When tragedy strikes a community, the Elder Leader rises from the masses as heroic individuals step up to the tasks of search and rescue, repair, and restoration. One of the clearest examples in our current times is responses to terrorist attacks on innocent, average people. When the attack on the Twin Towers wreaked havoc in NYC, firefighters and a host of other officials including police, politicians, journalists, psychologists, doctors, nurses, social workers and emergency vehicle personnel rushed immediately to the horrid scene to recover victims and tend to the injured of both body and heart. Many of these heroic leaders have sacrificed their own lives or health while trying to rescue as many as possible from the rubble. The Leader steps forward where others might shrink away from fear of a dangerous situation.
Sometimes people who demonstrate heroic action, like a neighbor rushing into a burning house to rescue a child or a pet, might ask themselves later, “where did that come from?”, referring to their own instant courage and ability. It is at least in part from their Elder Leader archetype stepping forth to conduct their behavior.
Then there are the driven Leaders like Martin Luther King, Jr. and Mother Theresa, who step up in full exercise of their leadership strengths to bring about positive change by their examples for the entire world.
So get to know your own Elder Leader persona. I invite you to dialogue with your Elder Leader part-of-Self this week, or to write about how and when your Elder Leader has been most active in your life.

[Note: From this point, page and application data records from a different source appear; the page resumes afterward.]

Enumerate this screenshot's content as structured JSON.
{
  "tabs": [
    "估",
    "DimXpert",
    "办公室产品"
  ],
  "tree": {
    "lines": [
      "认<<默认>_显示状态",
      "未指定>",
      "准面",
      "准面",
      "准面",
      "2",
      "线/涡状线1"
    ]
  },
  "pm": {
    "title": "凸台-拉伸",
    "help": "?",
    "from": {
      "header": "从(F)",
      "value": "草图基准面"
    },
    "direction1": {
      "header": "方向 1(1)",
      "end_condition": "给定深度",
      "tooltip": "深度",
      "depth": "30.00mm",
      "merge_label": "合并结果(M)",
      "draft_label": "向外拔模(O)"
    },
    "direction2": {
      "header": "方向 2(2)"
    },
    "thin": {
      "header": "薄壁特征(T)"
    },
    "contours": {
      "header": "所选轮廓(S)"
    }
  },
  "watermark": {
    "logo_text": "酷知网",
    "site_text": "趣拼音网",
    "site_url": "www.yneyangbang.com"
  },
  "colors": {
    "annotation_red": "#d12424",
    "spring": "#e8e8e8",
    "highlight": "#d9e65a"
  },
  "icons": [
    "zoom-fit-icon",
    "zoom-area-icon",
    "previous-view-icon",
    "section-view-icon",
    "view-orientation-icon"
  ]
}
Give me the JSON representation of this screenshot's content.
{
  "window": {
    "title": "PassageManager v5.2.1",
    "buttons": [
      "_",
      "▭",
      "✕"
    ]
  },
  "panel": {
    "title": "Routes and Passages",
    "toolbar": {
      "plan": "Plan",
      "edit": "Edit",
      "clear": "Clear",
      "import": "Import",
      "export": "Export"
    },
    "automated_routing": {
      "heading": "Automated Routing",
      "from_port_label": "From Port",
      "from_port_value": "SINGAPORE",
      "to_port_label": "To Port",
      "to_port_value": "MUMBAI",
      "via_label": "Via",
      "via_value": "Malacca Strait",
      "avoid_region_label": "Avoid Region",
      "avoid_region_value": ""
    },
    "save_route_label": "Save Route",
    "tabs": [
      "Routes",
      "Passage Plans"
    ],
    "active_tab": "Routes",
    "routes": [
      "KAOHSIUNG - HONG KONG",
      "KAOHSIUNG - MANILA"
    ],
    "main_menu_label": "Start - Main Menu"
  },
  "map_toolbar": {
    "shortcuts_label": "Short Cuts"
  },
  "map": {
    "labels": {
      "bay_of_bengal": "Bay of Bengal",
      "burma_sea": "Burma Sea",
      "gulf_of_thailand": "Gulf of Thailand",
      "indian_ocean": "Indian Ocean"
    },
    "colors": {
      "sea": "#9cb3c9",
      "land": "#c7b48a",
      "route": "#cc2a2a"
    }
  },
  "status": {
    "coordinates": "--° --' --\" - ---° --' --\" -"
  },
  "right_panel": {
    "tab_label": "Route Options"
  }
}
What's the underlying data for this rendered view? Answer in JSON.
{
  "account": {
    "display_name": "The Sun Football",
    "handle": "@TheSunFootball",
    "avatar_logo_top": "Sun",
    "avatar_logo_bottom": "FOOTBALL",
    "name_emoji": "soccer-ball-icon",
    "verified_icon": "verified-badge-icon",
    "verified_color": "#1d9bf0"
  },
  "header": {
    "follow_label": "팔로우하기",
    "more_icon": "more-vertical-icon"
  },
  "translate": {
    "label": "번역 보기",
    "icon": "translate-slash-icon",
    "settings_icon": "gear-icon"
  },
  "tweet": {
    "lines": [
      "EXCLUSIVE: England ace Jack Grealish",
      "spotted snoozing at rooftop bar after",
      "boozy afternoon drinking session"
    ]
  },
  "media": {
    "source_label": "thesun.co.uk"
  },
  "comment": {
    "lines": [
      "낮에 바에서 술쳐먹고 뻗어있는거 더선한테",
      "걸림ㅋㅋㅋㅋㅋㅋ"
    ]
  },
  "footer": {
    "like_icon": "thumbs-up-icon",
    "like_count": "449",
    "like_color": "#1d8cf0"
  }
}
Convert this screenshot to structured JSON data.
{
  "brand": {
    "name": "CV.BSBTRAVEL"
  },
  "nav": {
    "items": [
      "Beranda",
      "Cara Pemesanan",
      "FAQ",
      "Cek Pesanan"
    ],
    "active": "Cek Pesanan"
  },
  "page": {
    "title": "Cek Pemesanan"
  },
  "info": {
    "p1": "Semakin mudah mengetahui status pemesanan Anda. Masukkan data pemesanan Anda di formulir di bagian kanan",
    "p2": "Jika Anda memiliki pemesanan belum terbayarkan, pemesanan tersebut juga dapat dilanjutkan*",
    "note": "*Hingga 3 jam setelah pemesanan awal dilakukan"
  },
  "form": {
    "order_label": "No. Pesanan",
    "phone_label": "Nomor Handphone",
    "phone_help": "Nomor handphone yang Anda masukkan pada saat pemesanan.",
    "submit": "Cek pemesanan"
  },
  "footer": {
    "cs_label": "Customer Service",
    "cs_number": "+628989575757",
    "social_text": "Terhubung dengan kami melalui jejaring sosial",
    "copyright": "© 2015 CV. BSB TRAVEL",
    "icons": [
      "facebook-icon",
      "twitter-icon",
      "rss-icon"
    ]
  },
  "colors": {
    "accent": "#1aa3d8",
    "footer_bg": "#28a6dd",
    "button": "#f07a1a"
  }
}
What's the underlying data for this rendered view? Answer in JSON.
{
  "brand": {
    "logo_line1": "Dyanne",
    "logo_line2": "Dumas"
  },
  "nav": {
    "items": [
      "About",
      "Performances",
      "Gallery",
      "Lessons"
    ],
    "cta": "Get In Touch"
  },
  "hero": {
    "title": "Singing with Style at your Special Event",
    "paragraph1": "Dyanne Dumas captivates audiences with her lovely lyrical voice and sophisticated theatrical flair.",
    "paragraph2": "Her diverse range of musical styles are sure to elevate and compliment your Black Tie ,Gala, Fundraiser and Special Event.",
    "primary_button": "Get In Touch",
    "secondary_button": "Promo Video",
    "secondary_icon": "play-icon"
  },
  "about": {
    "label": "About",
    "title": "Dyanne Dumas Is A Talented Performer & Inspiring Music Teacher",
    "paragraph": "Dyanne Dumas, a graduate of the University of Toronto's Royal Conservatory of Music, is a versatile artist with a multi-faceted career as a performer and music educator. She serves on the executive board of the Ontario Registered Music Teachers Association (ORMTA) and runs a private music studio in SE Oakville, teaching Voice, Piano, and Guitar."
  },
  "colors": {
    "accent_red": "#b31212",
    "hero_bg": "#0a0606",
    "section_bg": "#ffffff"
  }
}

The more you reflect upon your deep archetypal potentials, the better “integrated” they will become, and the more available to your conscious awareness and outlook.
And re-blogging from Finding My Inner Courage on this Martin Luther King Jr. holiday:
I welcome your insights and stories!